On the concert platform, James has performed Bach St John Passion, Charpentier Te Deum, Dvořák Stabat Mater, Fauré Requiem, Finzi In Terra Pax, Handel Messiah, Haydn Harmoniemesse and Nelson Mass, Mozart Requiem, Rossini Petite Messe Solennelle, Vaughan Williams Fantasia on a Christmas Carol and Five Mystical Songs. A keen recitalist, he has performed at the Wigmore Hall, St Martin in the Fields, St George Hanover Square, Hatchlands Park and the Old Royal Naval chapel, Greenwich.
Russian mezzo-soprano Margarita Slepakova is an opera and concert singer and a graduate of the Schola Cantorum Basiliensis in Switzerland where she is also currently pursuing her Specialised Master’s degree with Gerd Türk and Rosa Dominguez.

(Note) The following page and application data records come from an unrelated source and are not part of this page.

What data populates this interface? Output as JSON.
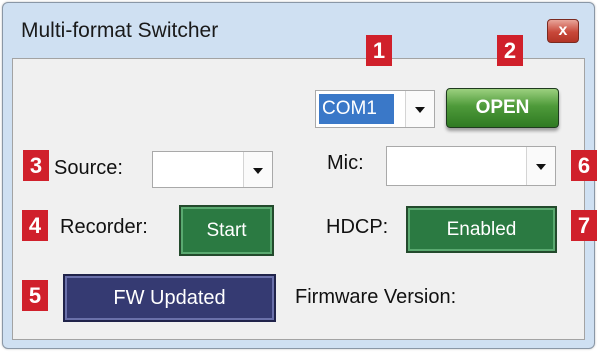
{
  "window": {
    "title": "Multi-format Switcher",
    "close_glyph": "x"
  },
  "port": {
    "value": "COM1",
    "open_label": "OPEN"
  },
  "source": {
    "label": "Source:",
    "value": ""
  },
  "mic": {
    "label": "Mic:",
    "value": ""
  },
  "recorder": {
    "label": "Recorder:",
    "button_label": "Start"
  },
  "hdcp": {
    "label": "HDCP:",
    "button_label": "Enabled"
  },
  "firmware": {
    "button_label": "FW Updated",
    "label": "Firmware Version:"
  },
  "badges": [
    "1",
    "2",
    "3",
    "4",
    "5",
    "6",
    "7"
  ],
  "colors": {
    "badge": "#d0202b",
    "green_button": "#2b7a42",
    "fw_button": "#353a72",
    "selection": "#3a78c8"
  }
}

In 2018 she performed the part of Poppea in Monteverdi’s L’incoronazione di Poppea at the OpernFest in Berlin directed by David Paul and conducted by Peter Leonard. She has also played a part of Ariel in Purcell’s The Tempest in Collegium Nobilium Theater in Warsaw and sung with the choir of Theater Basel in shows of Stravinsky’s Rake’s Progress directed by Lydia Steier and conducted by Kristiina Poska.
Margarita has won awards in vocal competitions in Poland and Russia and has performed in Switzerland, Germany, Italy, France, Finland, Russia and Poland, collaborating with pianists, lutenists as well as orchestras and other ensembles.
Recently, Margarita has sung in performances of Haydn’s Missa in Angustiis in Switzerland, Porpora’s Salve Regina in Italy and in Pergolesi’s Stabat Mater and Vivaldi’s Stabat Mater in France.
Before receiving her Master Diploma at the Schola Cantorum Basiliensis she graduated from the Vocal and Acting Department of the Fryderyk Chopin University of Music (class of prof. Jadwiga Rappé) and Culture Studies Faculty of Warsaw University.
Her repertoire extends from music of the 16th century up to contemporary works, with a particular focus on 17th and 18th century, Classical and early Romantic eras.